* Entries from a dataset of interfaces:
* * * *
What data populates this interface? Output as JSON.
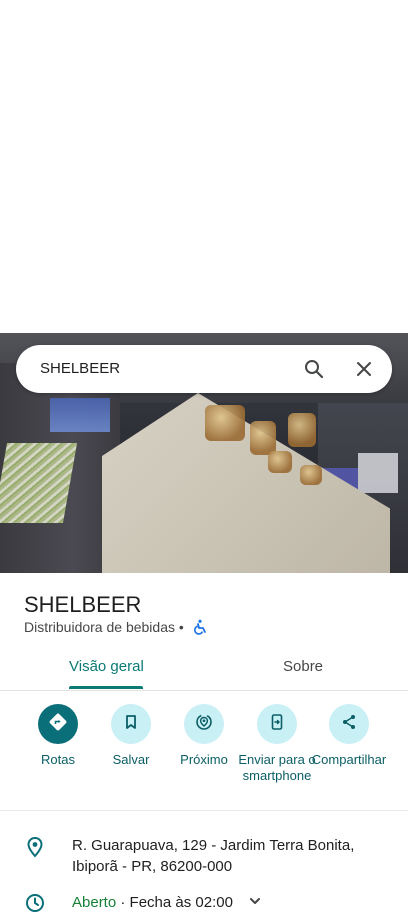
{
  "search": {
    "query": "SHELBEER"
  },
  "place": {
    "name": "SHELBEER",
    "category": "Distribuidora de bebidas •"
  },
  "tabs": [
    {
      "label": "Visão geral",
      "active": true
    },
    {
      "label": "Sobre",
      "active": false
    }
  ],
  "actions": {
    "rotas": "Rotas",
    "salvar": "Salvar",
    "proximo": "Próximo",
    "enviar": "Enviar para o smartphone",
    "compartilhar": "Compartilhar"
  },
  "details": {
    "address": "R. Guarapuava, 129 - Jardim Terra Bonita, Ibiporã - PR, 86200-000",
    "hours_status": "Aberto",
    "hours_close": " · Fecha às 02:00"
  },
  "colors": {
    "accent": "#0b7a75",
    "action_bg": "#c9f0f5",
    "primary_action": "#0b6f79",
    "open_green": "#188038"
  },
  "icons": [
    "search-icon",
    "close-icon",
    "accessibility-icon",
    "directions-icon",
    "bookmark-icon",
    "nearby-icon",
    "send-to-phone-icon",
    "share-icon",
    "location-pin-icon",
    "clock-icon",
    "chevron-down-icon"
  ]
}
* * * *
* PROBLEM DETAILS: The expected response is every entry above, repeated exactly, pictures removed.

* ANSWER TO THIS PROBLEM:
What data populates this interface? Output as JSON.
{
  "search": {
    "query": "SHELBEER"
  },
  "place": {
    "name": "SHELBEER",
    "category": "Distribuidora de bebidas •"
  },
  "tabs": [
    {
      "label": "Visão geral",
      "active": true
    },
    {
      "label": "Sobre",
      "active": false
    }
  ],
  "actions": {
    "rotas": "Rotas",
    "salvar": "Salvar",
    "proximo": "Próximo",
    "enviar": "Enviar para o smartphone",
    "compartilhar": "Compartilhar"
  },
  "details": {
    "address": "R. Guarapuava, 129 - Jardim Terra Bonita, Ibiporã - PR, 86200-000",
    "hours_status": "Aberto",
    "hours_close": " · Fecha às 02:00"
  },
  "colors": {
    "accent": "#0b7a75",
    "action_bg": "#c9f0f5",
    "primary_action": "#0b6f79",
    "open_green": "#188038"
  },
  "icons": [
    "search-icon",
    "close-icon",
    "accessibility-icon",
    "directions-icon",
    "bookmark-icon",
    "nearby-icon",
    "send-to-phone-icon",
    "share-icon",
    "location-pin-icon",
    "clock-icon",
    "chevron-down-icon"
  ]
}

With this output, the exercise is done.